Women and Authority by Maxine Hanks (editor): Now this is an interesting book. It's a collection of essays written by Mormon (or soon-to-be-former-Mormons) about LDS feminist issues. When I told Prof. Peterson that I wanted to write my final paper on women in the LDS Church, he looked at me carefully and asked, "Are you a practicing Mormon?" I said that I was, and I could see him weighing whether or not to encourage me in this topic. Finally he asked me, "What are you going to do with information you find disturbing?" A good question. The problem is, when you spend ten weeks (so far) studying women's issues in a religious context, questions are going to pop up. It's fine to say, "Oh, so that's why Paul was such a jerk about women two thousand years ago," but the next thought is, "I wonder what my religion teaches about this issue." I told Prof. Peterson that it's too late--I already had disturbing information, and I think the best way to deal with it is just lay it all out on the table and accept the good with the bad. When it comes to information, I have to go all in. He relaxed a little--I think it would have bothered him to have a faithful member leave the church over what we learned in his class. He said, "The important thing is for you to stay in. The church won't change because of what people outside the church say or do--it'll only change from within." And then he gave me this link to the book Women and Authority .

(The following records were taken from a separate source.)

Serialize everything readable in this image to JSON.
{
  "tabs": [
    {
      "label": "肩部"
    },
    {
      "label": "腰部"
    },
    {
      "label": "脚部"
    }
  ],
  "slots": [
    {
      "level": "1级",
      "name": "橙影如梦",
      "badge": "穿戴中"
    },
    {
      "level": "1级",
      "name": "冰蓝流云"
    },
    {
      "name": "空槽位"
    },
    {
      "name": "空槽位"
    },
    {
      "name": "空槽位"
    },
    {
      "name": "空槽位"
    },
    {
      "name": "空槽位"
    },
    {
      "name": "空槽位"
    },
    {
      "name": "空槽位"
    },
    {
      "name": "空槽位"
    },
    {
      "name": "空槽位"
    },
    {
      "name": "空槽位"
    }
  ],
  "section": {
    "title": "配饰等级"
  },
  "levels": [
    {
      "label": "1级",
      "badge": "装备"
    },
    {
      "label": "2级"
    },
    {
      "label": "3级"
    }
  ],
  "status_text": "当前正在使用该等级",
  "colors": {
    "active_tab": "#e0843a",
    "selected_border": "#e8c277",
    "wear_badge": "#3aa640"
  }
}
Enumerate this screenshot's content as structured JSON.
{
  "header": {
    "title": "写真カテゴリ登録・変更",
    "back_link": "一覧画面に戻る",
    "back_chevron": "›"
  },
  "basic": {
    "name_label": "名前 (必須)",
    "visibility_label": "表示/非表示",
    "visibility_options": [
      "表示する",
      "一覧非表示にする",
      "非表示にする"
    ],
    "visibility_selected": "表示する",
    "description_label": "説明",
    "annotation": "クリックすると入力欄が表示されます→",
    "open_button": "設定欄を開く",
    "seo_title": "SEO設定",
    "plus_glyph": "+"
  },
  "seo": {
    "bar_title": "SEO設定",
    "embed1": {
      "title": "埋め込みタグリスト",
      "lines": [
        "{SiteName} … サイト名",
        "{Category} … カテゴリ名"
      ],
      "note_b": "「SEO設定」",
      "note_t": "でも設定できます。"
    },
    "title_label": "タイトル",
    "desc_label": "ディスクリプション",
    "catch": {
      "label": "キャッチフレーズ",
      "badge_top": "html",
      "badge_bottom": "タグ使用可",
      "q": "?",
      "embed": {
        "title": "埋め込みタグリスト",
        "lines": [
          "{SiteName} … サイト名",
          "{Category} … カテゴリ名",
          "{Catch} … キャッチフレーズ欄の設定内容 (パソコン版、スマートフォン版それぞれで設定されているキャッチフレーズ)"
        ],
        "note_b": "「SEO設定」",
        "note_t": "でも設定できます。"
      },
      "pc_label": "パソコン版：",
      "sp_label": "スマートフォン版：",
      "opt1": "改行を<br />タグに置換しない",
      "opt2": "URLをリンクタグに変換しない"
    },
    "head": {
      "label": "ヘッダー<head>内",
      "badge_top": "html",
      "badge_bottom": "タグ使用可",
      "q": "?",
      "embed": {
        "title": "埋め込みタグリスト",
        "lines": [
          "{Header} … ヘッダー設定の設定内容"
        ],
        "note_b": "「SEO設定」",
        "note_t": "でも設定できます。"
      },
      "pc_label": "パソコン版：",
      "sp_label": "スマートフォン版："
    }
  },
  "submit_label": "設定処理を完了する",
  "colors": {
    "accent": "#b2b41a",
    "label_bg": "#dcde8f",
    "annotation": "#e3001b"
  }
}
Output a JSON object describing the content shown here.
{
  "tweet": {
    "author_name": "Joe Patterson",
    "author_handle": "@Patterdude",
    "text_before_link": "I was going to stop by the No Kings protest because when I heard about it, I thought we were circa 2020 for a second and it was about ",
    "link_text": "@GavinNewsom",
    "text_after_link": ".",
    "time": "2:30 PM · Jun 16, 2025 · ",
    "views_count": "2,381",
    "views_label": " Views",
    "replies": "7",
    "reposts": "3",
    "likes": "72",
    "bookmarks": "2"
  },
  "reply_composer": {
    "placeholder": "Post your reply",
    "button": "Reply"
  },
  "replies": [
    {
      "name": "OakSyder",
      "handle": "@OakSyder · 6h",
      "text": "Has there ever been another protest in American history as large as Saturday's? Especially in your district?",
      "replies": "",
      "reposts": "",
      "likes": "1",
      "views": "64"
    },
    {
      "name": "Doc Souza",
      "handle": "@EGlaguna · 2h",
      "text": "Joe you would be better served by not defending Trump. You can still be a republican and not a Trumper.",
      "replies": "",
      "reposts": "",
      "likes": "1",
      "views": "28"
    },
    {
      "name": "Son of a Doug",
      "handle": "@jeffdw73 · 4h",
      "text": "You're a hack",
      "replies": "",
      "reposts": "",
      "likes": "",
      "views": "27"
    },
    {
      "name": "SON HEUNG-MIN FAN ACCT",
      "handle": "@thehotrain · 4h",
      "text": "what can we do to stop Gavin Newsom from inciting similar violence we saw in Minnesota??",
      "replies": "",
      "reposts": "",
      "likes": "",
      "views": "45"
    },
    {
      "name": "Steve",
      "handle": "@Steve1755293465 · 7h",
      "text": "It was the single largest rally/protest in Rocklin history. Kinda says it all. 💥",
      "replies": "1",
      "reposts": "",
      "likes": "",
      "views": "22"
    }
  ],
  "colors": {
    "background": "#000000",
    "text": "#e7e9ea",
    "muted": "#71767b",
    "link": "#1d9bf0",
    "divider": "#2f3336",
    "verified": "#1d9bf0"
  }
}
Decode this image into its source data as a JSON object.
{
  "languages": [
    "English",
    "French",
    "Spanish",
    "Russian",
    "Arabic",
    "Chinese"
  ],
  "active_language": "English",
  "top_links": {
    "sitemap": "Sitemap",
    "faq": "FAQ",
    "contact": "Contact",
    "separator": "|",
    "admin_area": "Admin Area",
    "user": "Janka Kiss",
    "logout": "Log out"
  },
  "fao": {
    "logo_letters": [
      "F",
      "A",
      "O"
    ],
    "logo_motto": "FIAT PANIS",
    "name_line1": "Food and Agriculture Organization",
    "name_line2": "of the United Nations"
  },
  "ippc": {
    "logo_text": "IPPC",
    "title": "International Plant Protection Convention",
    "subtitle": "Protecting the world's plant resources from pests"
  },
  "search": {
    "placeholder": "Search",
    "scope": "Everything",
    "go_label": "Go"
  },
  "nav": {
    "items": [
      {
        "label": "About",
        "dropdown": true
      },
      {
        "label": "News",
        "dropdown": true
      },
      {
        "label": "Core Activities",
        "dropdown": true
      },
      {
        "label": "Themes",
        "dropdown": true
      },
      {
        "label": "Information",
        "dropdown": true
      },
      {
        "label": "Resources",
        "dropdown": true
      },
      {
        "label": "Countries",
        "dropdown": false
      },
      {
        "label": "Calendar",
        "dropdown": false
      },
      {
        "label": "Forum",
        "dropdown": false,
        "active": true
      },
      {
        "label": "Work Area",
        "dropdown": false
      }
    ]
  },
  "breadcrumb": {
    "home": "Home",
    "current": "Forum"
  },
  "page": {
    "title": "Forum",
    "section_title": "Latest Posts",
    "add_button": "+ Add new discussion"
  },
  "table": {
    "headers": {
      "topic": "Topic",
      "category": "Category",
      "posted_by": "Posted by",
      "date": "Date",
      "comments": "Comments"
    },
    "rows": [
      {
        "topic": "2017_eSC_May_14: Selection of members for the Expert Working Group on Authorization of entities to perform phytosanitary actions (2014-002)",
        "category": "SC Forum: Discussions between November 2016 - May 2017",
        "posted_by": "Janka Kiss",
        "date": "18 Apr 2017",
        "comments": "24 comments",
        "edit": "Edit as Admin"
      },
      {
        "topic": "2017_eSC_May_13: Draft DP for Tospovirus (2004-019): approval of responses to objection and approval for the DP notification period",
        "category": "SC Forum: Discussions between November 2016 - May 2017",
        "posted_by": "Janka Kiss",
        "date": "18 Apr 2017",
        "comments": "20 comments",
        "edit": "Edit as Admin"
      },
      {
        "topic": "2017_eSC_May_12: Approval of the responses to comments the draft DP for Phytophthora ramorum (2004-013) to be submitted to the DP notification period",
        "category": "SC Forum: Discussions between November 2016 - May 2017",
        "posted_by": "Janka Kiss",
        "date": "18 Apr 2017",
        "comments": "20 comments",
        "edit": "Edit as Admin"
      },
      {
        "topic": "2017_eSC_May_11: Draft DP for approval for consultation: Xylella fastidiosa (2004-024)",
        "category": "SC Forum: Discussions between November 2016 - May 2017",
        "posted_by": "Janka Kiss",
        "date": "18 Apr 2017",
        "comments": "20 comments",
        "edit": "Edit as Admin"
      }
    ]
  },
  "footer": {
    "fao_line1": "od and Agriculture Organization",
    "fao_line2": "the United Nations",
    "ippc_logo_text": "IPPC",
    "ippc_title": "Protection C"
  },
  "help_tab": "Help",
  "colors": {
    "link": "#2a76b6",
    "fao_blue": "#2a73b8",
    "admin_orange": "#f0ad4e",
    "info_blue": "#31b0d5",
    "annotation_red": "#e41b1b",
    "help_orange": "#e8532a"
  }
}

He was right to warn me. Thought-provoking? Oh, yes. Disturbing? Also yes. I don't agree with a lot that the authors in the book say, and in fact several of the authors seem to contradict each other as well. But the ideas in the book--primarily about the equality/inequality of women in the church, the church hierarchy and women's place in it, and women's relationship to the priesthood--several of the ideas reinforced questions I've asked myself. For example, why aren't women ever asked to pray in General Conference? Why does so much time and money go into Cub & Boy Scouts but not Activity Days and Young Women? Why don't sister missionaries get to stay for two whole years, and why do they have to wait two years longer than the boys? I've had wonderful male leaders and I sustain all of them, but sometimes I have to ask myself why men and not women? Fundamentally, why? Women and Authority looks at that question and comes up with a lot of disturbing answers. I don't know exactly what I believe on this topic right now, but I know that the Holy Ghost will confirm the truth of all things, and that's what I'm relying on.
Well, that was a little bit of a diversion, wasn't it? Possibly I'll write more on the topic of women in the LDS church at a future time, after I've written my paper about it and, of course, when I've finally finished reading the 500 pages I've got left this semester. If I ever finish the 500 pages I've got left. In the meantime, if there's an earthquake in Utah, you can find my broken body crushed under the weight of too many books. And here I thought reading all day would be fun.